Oral health is not only important to our appearance and sense of wellbeing, but it also has an impact on your general health. The health of your mouth, teeth and gums may affect your overall health. Gum disease and cavities may be associated with other serious health conditions.
Oral health and diabetes: Dental problems such as bleeding gums, cavities, dry mouth and fungal infections may be an indication of other serious medical conditions such as diabetes. Diabetes lowers the body’s resistance to infection, increasing the risk of gum disease. Sugar promotes bacterial growth in your mouth that will destroy the outer protective layer of the tooth, also known as the enamel. This can lead to development of cavities which could be one of the dental manifestations of diabetes.
Good oral hygiene habits, including frequent professional cleanings, regular brushing and flossing are important to control the progression of gum diseases. Patients with diabetes should appropriately control their blood glucose and ensure proper care of their gums and teeth to prevent dental problems.
Oral health and heart disease: Some research suggests that poor oral hygiene and gum disease may increase your risk of developing heart disease. Heart disease may be linked to the oral bacteria, possibly secondary to chronic inflammation from periodontal disease. Certain bacteria could cause inflammation of the heart and circulatory system, causing a narrowing and obstruction of the arteries in the heart. Although, additional research is needed to understand the relationship between oral health and heart disease, regular brushing and flossing is recommended by your dentist for prevention of heart diseases.
Oral Health and Osteoporosis: Osteoporosis, a bone disease characterized by a decrease in bone mass and density may be associated with tooth loss. As the jaw bone that supports and anchors the teeth loses its density, the teeth loosen from their sockets. Periodontal disease causes bone loss around the teeth. Therefore, if you are suffering from osteoporosis it is more important to brush and floss regularly to decrease the risk of tooth loss. Women with osteoporosis are at a greater risk of losing their teeth. Adequate amounts of calcium and vitamin D, healthy diet, and regular exercise can prevent osteoporosis and associated tooth loss.
Oral health and Smoking: Smokers are at a greater risk of developing dental problems such as tooth discoloration (stained teeth), tooth loss, gum disease, deep pockets between gums and teeth, plaque build-up, bone loss of the jaw bone, mouth ulcers, and oral cancer.
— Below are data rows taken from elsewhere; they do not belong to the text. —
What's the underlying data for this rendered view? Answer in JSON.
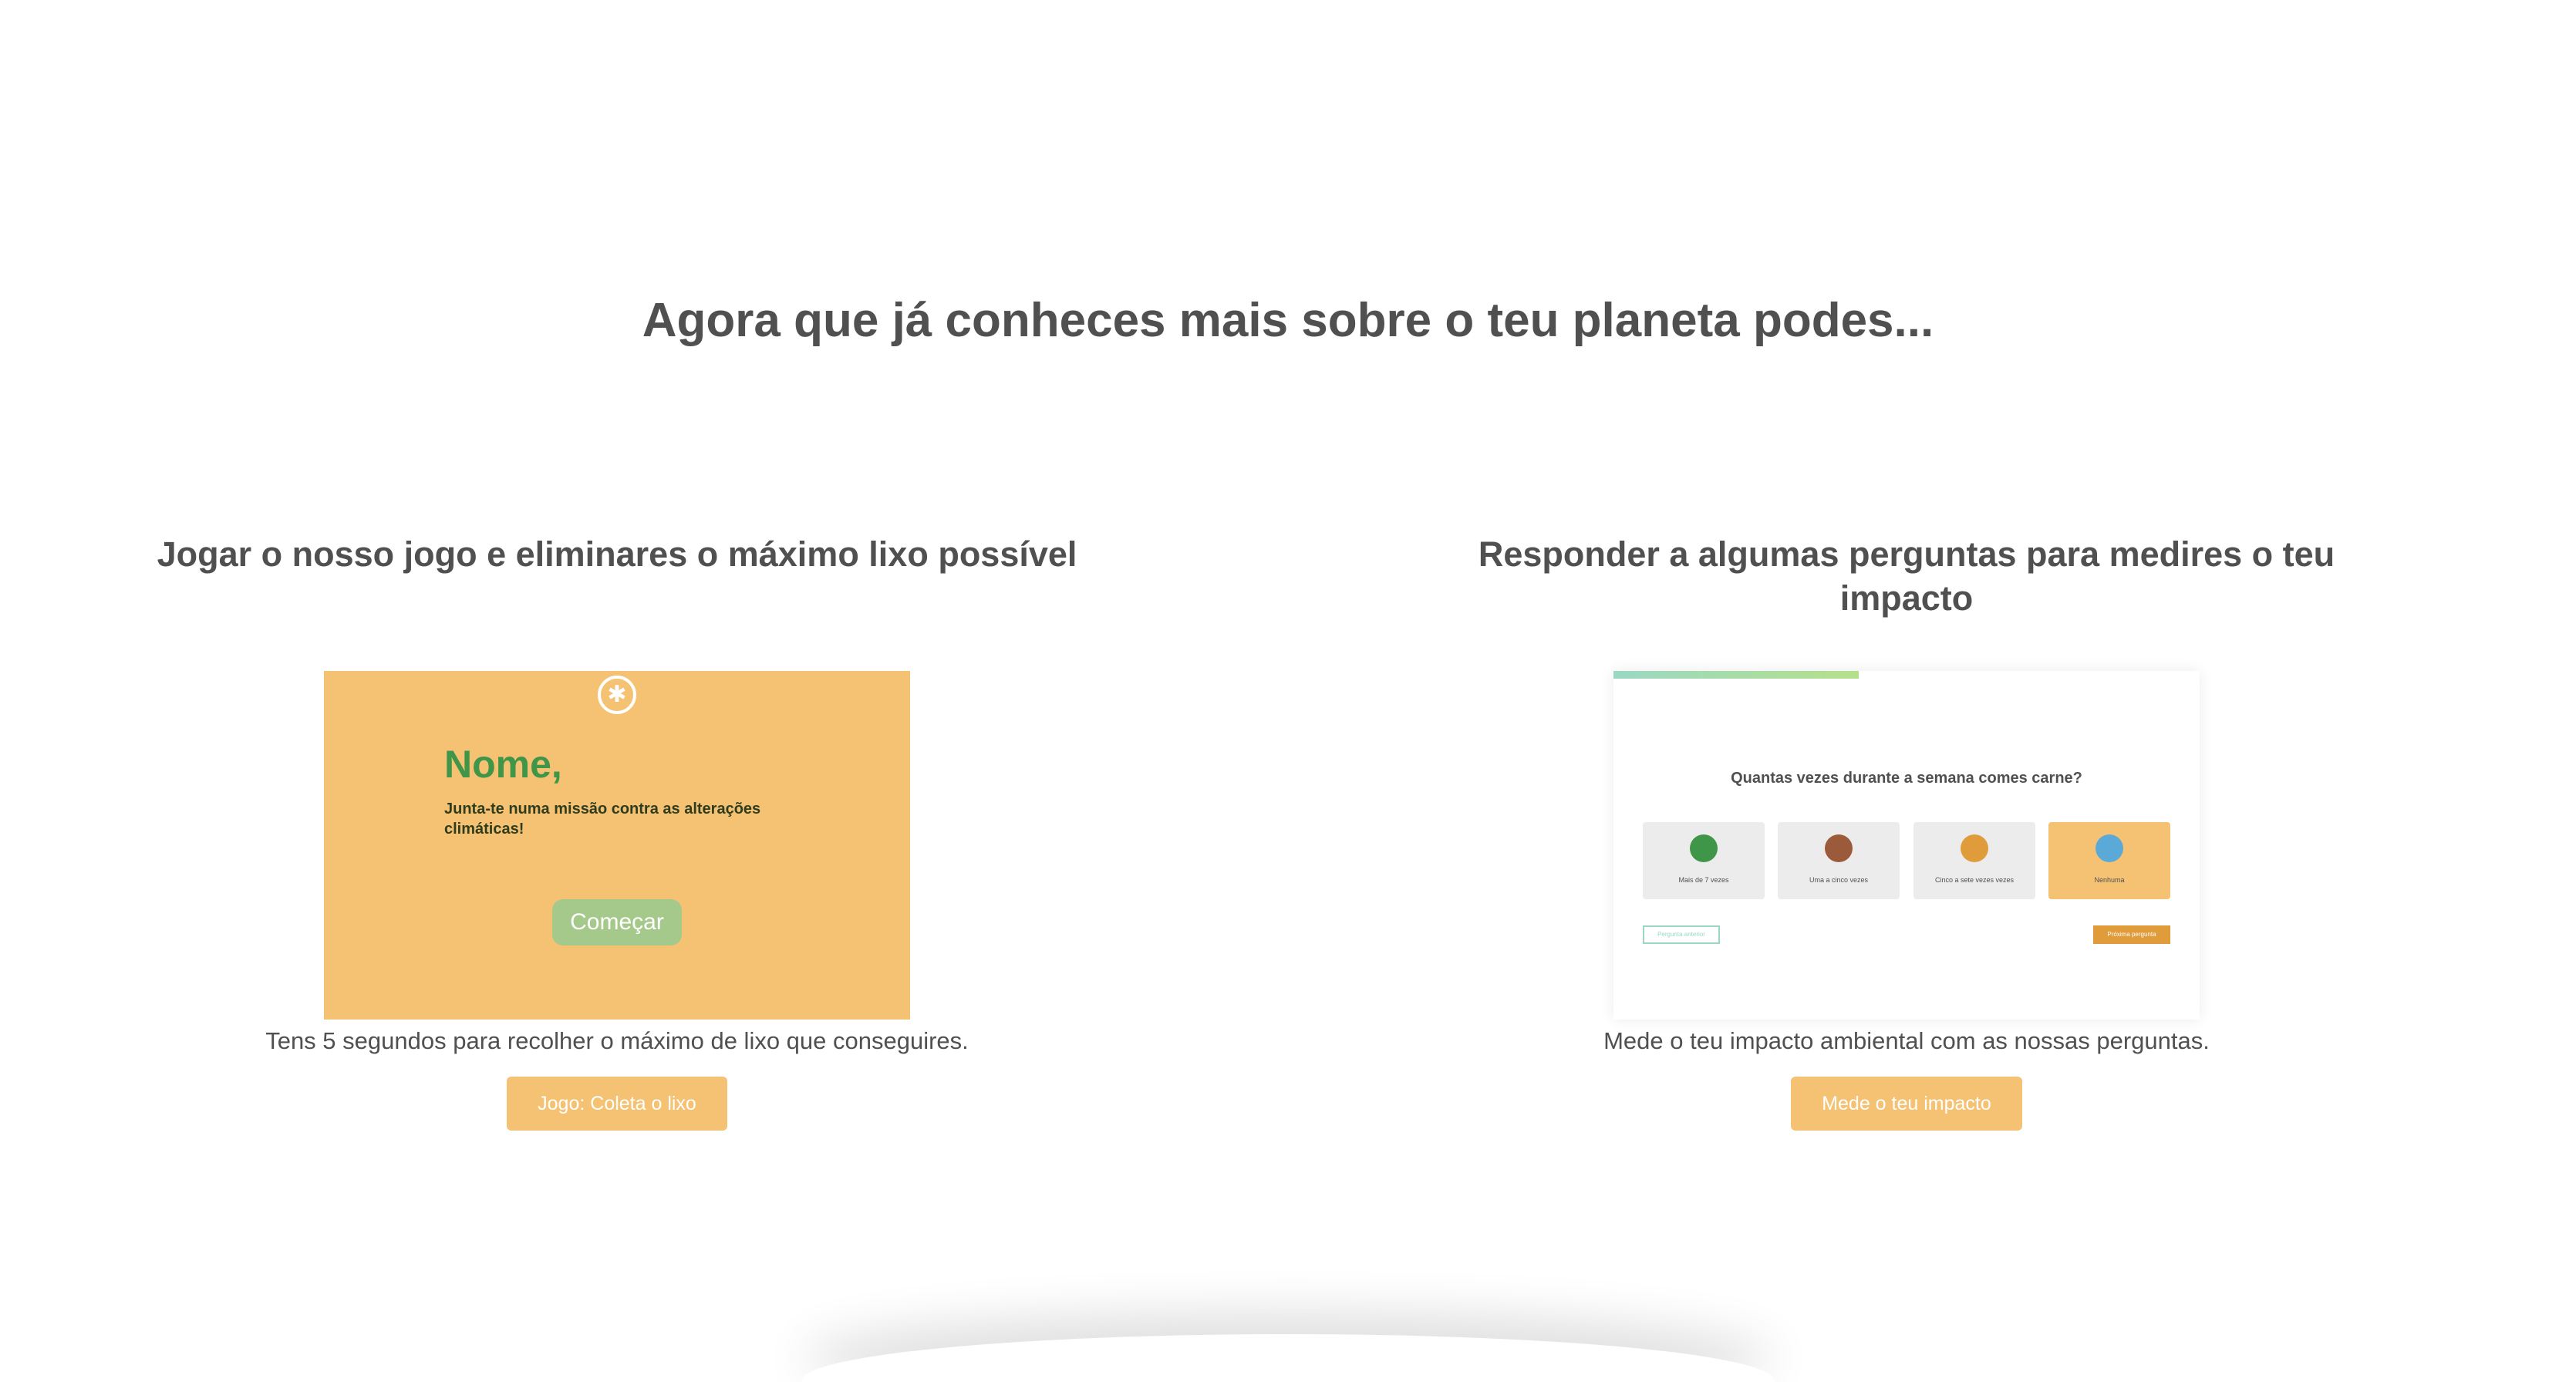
{
  "heading": "Agora que já conheces mais sobre o teu planeta podes...",
  "game_card": {
    "title": "Jogar o nosso jogo e eliminares o máximo lixo possível",
    "preview": {
      "logo_icon": "leaf-logo-icon",
      "name": "Nome,",
      "text": "Junta-te numa missão contra as alterações climáticas!",
      "start_label": "Começar"
    },
    "description": "Tens 5 segundos para recolher o máximo de lixo que conseguires.",
    "button_label": "Jogo: Coleta o lixo"
  },
  "quiz_card": {
    "title": "Responder a algumas perguntas para medires o teu impacto",
    "preview": {
      "question": "Quantas vezes durante a semana comes carne?",
      "options": [
        {
          "label": "Mais de 7 vezes",
          "icon": "meat-icon",
          "icon_color": "#3f9548",
          "selected": false
        },
        {
          "label": "Uma a cinco vezes",
          "icon": "steak-icon",
          "icon_color": "#9b5a3a",
          "selected": false
        },
        {
          "label": "Cinco a sete vezes vezes",
          "icon": "burger-icon",
          "icon_color": "#e09b3a",
          "selected": false
        },
        {
          "label": "Nenhuma",
          "icon": "salad-icon",
          "icon_color": "#5aa9d6",
          "selected": true
        }
      ],
      "prev_label": "Pergunta anterior",
      "next_label": "Próxima pergunta"
    },
    "description": "Mede o teu impacto ambiental com as nossas perguntas.",
    "button_label": "Mede o teu impacto"
  },
  "colors": {
    "accent": "#f4c272",
    "green": "#3f9548",
    "text": "#505050"
  }
}
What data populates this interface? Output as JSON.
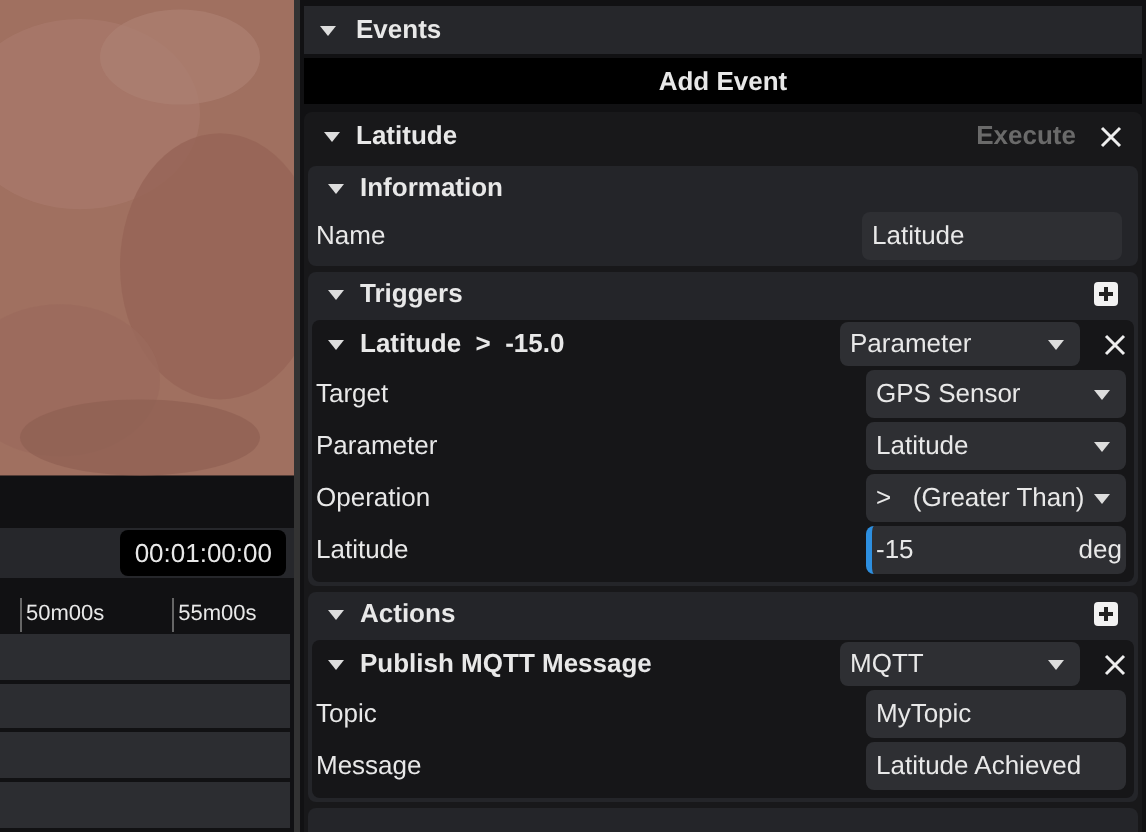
{
  "timeline": {
    "timecode": "00:01:00:00",
    "ticks": [
      "50m00s",
      "55m00s"
    ]
  },
  "events": {
    "title": "Events",
    "add_button": "Add Event",
    "event": {
      "name": "Latitude",
      "execute": {
        "label": "Execute",
        "disabled": true
      },
      "information": {
        "title": "Information",
        "fields": [
          {
            "kind": "text",
            "label": "Name",
            "value": "Latitude"
          }
        ]
      },
      "triggers": {
        "title": "Triggers",
        "items": [
          {
            "title": "Latitude  >  -15.0",
            "type": "Parameter",
            "fields": [
              {
                "kind": "select",
                "label": "Target",
                "value": "GPS Sensor"
              },
              {
                "kind": "select",
                "label": "Parameter",
                "value": "Latitude"
              },
              {
                "kind": "select",
                "label": "Operation",
                "value": ">   (Greater Than)"
              },
              {
                "kind": "number",
                "label": "Latitude",
                "value": "-15",
                "unit": "deg"
              }
            ]
          }
        ]
      },
      "actions": {
        "title": "Actions",
        "items": [
          {
            "title": "Publish MQTT Message",
            "type": "MQTT",
            "fields": [
              {
                "kind": "text",
                "label": "Topic",
                "value": "MyTopic"
              },
              {
                "kind": "text",
                "label": "Message",
                "value": "Latitude Achieved"
              }
            ]
          }
        ]
      }
    }
  }
}
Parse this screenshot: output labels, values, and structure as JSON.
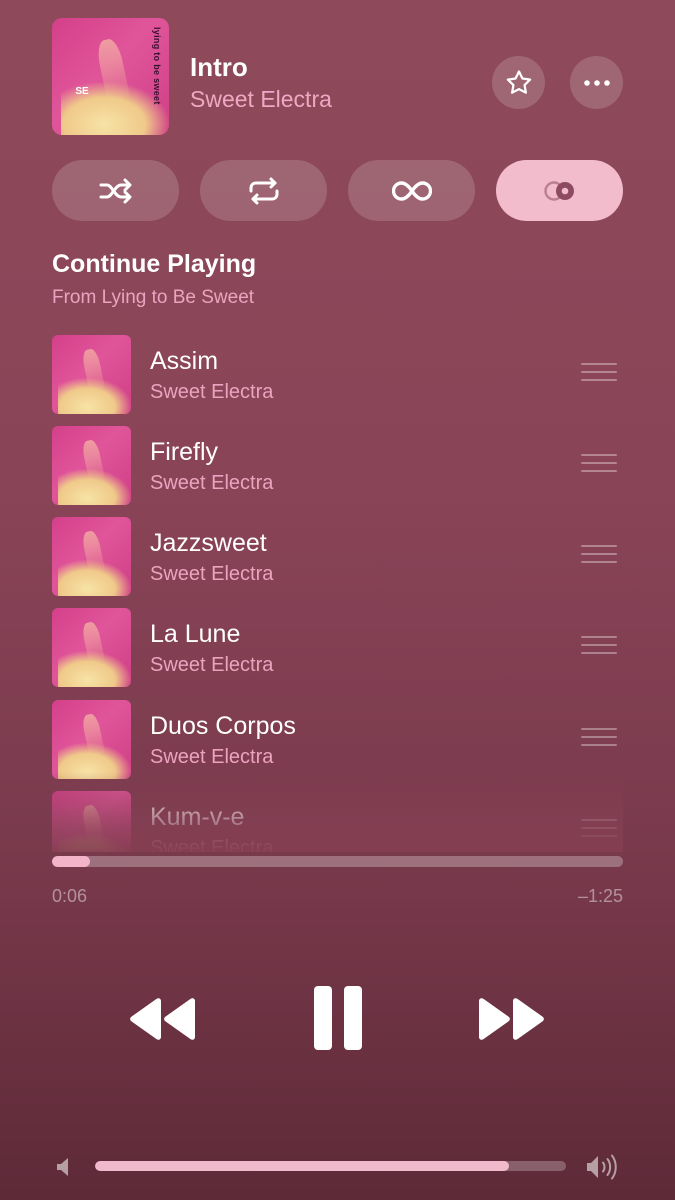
{
  "now_playing": {
    "title": "Intro",
    "artist": "Sweet Electra",
    "album_cover_text": "lying to be sweet",
    "album_cover_logo": "SE"
  },
  "header_actions": {
    "favorite_icon": "star-icon",
    "more_icon": "ellipsis-icon"
  },
  "modes": [
    {
      "icon": "shuffle-icon",
      "active": false
    },
    {
      "icon": "repeat-icon",
      "active": false
    },
    {
      "icon": "infinity-icon",
      "active": false
    },
    {
      "icon": "crossfade-icon",
      "active": true
    }
  ],
  "queue": {
    "title": "Continue Playing",
    "subtitle": "From Lying to Be Sweet",
    "items": [
      {
        "title": "Assim",
        "artist": "Sweet Electra"
      },
      {
        "title": "Firefly",
        "artist": "Sweet Electra"
      },
      {
        "title": "Jazzsweet",
        "artist": "Sweet Electra"
      },
      {
        "title": "La Lune",
        "artist": "Sweet Electra"
      },
      {
        "title": "Duos Corpos",
        "artist": "Sweet Electra"
      },
      {
        "title": "Kum-v-e",
        "artist": "Sweet Electra"
      }
    ]
  },
  "playback": {
    "elapsed": "0:06",
    "remaining": "–1:25",
    "progress_fraction": 0.067
  },
  "transport": {
    "previous_icon": "rewind-icon",
    "pause_icon": "pause-icon",
    "next_icon": "fast-forward-icon"
  },
  "volume": {
    "level_fraction": 0.88,
    "low_icon": "speaker-low-icon",
    "high_icon": "speaker-high-icon"
  },
  "colors": {
    "accent_pink": "#f3bccd",
    "subtitle_pink": "#eba3bf",
    "background": "#8a4458"
  }
}
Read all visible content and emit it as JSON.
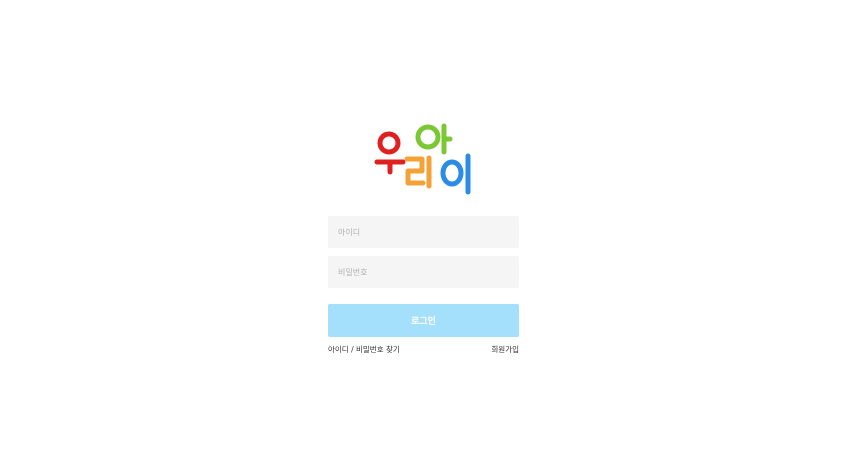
{
  "logo": {
    "text": "우리아이",
    "colors": {
      "u": "#e02020",
      "ri": "#f4a236",
      "a": "#7cc734",
      "i": "#2b8ce6"
    }
  },
  "login_form": {
    "id_placeholder": "아이디",
    "id_value": "",
    "password_placeholder": "비밀번호",
    "password_value": "",
    "login_label": "로그인",
    "find_label": "아이디 / 비밀번호 찾기",
    "signup_label": "회원가입",
    "button_color": "#a4dffb",
    "field_color": "#f5f5f5"
  }
}
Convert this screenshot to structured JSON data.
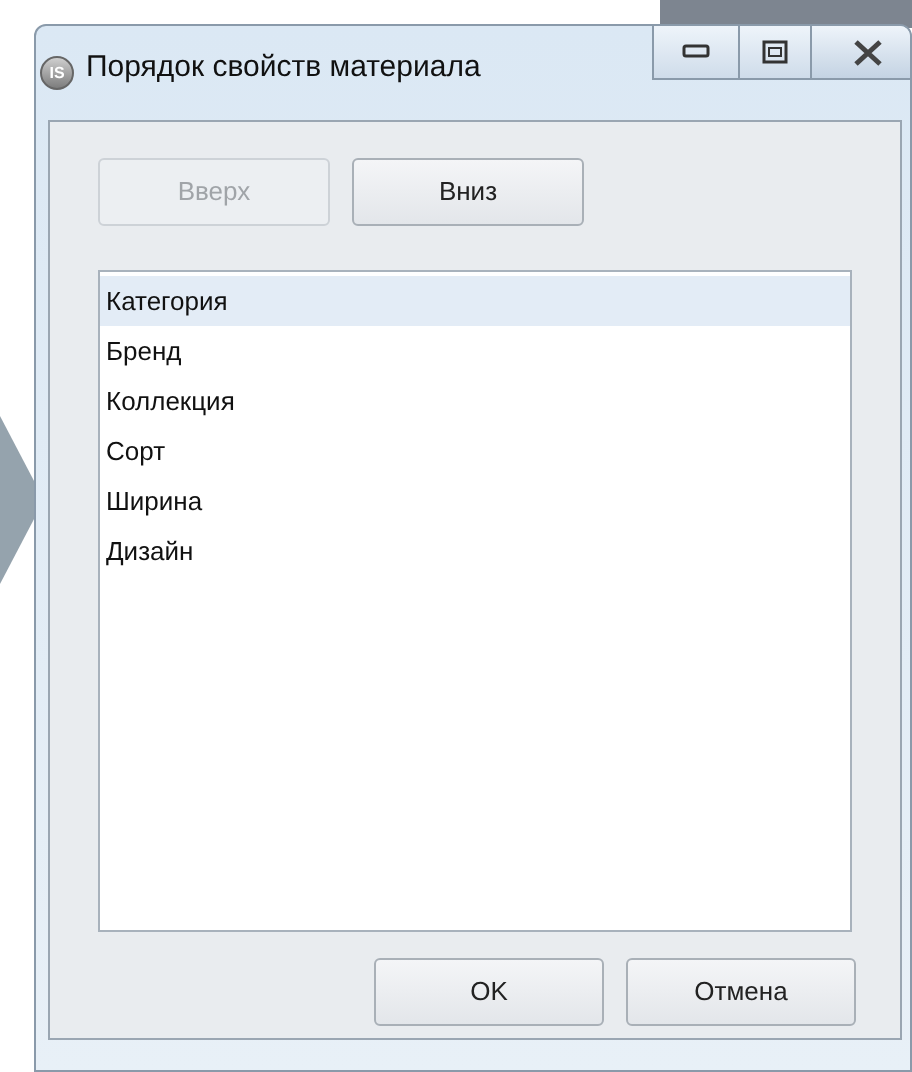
{
  "window": {
    "title": "Порядок свойств материала",
    "icon_text": "IS"
  },
  "move_buttons": [
    {
      "label": "Вверх",
      "disabled": true
    },
    {
      "label": "Вниз",
      "disabled": false
    }
  ],
  "list": [
    {
      "label": "Категория",
      "selected": true
    },
    {
      "label": "Бренд",
      "selected": false
    },
    {
      "label": "Коллекция",
      "selected": false
    },
    {
      "label": "Сорт",
      "selected": false
    },
    {
      "label": "Ширина",
      "selected": false
    },
    {
      "label": "Дизайн",
      "selected": false
    }
  ],
  "dialog_buttons": [
    {
      "label": "OK"
    },
    {
      "label": "Отмена"
    }
  ]
}
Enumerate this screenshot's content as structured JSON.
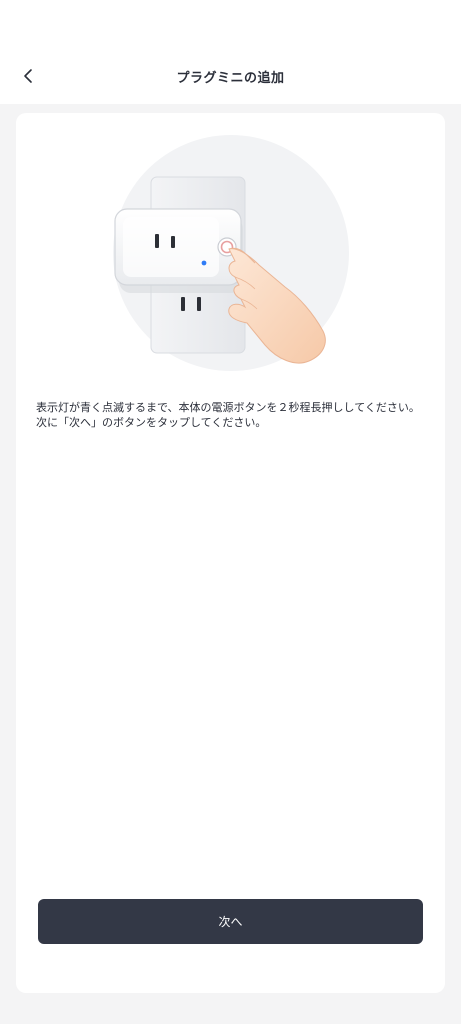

Quitting smoking and other forms of tobacco can reduce the risk of several oral health problems.